In this case, this deeper understanding came when Onkar answered the first question in the Q&A period following the talk. A young woman stated that she thought the common definition of selfishness was “advancing your own interests at the expense of someone else” and wondered why he hadn’t addressed this in the talk. Onkar’s response was, in part:
That is not a proper definition. … Because the idea of selfishness leaves open all kinds of things, and you have to think in contrast to what. The idea of selfishness is to make as your cause yourself and to advance your interests. It leaves open what actually advances your interests. That kind of definition builds in the idea that it is by exploiting or victimizing others. But that is an open question whether that is actually a path to advancing your interests. Indeed, part of Ayn Rand’s argument is that it does not advance your interests. So you can’t have a term that you advance your interests by doing X because it precludes a view that says “but doing X doesn’t advance your interests.”

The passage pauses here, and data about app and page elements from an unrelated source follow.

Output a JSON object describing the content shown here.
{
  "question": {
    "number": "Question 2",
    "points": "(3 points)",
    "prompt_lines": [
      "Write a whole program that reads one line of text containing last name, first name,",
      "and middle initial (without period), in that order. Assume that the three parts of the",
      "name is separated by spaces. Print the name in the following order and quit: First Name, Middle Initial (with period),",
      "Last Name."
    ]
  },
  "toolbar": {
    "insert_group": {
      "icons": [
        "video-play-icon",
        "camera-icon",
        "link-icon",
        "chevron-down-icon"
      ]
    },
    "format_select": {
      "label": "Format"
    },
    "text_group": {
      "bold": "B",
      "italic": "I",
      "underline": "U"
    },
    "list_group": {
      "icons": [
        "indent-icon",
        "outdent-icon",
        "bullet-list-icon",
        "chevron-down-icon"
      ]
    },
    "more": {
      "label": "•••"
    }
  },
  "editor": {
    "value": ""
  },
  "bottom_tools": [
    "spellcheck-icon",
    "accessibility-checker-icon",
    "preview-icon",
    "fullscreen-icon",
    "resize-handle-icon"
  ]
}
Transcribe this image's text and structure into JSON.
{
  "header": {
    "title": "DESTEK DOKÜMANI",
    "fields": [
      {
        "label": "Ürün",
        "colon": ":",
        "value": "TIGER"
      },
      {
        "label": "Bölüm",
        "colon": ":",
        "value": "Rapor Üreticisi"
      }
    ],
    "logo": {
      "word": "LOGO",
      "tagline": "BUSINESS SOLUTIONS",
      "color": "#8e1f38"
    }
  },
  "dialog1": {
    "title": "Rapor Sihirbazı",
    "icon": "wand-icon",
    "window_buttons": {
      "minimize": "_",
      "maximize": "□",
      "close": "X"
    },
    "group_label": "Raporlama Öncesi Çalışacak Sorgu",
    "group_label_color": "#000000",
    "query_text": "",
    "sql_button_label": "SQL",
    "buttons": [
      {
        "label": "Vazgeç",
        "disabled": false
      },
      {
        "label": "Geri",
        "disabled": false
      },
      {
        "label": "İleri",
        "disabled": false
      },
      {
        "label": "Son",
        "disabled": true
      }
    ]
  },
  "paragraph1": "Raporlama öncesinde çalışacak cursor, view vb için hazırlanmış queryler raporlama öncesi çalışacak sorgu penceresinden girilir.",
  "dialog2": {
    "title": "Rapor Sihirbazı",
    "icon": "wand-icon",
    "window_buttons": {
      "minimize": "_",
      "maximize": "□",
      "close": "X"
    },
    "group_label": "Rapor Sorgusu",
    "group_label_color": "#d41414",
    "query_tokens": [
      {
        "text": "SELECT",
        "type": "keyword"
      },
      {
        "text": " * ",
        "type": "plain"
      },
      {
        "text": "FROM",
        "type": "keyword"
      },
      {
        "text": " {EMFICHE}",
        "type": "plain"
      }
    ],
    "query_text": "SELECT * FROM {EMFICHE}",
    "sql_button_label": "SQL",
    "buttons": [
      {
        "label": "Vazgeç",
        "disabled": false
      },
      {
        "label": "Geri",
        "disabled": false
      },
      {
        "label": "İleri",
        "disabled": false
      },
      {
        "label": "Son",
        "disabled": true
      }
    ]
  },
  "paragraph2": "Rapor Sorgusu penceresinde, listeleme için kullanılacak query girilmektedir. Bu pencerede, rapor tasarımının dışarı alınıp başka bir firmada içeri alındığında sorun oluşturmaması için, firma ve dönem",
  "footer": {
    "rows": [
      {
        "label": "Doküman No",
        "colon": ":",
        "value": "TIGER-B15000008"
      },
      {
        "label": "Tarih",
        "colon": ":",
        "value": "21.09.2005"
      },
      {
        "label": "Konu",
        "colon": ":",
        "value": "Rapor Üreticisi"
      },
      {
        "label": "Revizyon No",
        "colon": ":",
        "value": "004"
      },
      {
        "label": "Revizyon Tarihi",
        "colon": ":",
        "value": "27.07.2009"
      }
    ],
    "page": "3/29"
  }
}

He then goes on to say that all the term selfishness properly means is that you are the proper beneficiary of your actions, that your chief goal is to advance your own interests. This leaves open the question of what actually advances your own interests in view of the totality of your life. He compares this to other common views such as that your focus should be other people (altruism), the wilderness (environmentalism), or god (religion) all of which leave open the same question: How do I actually advance those interests?
Answering this question takes up the bulk of Onkar Ghate’s talk.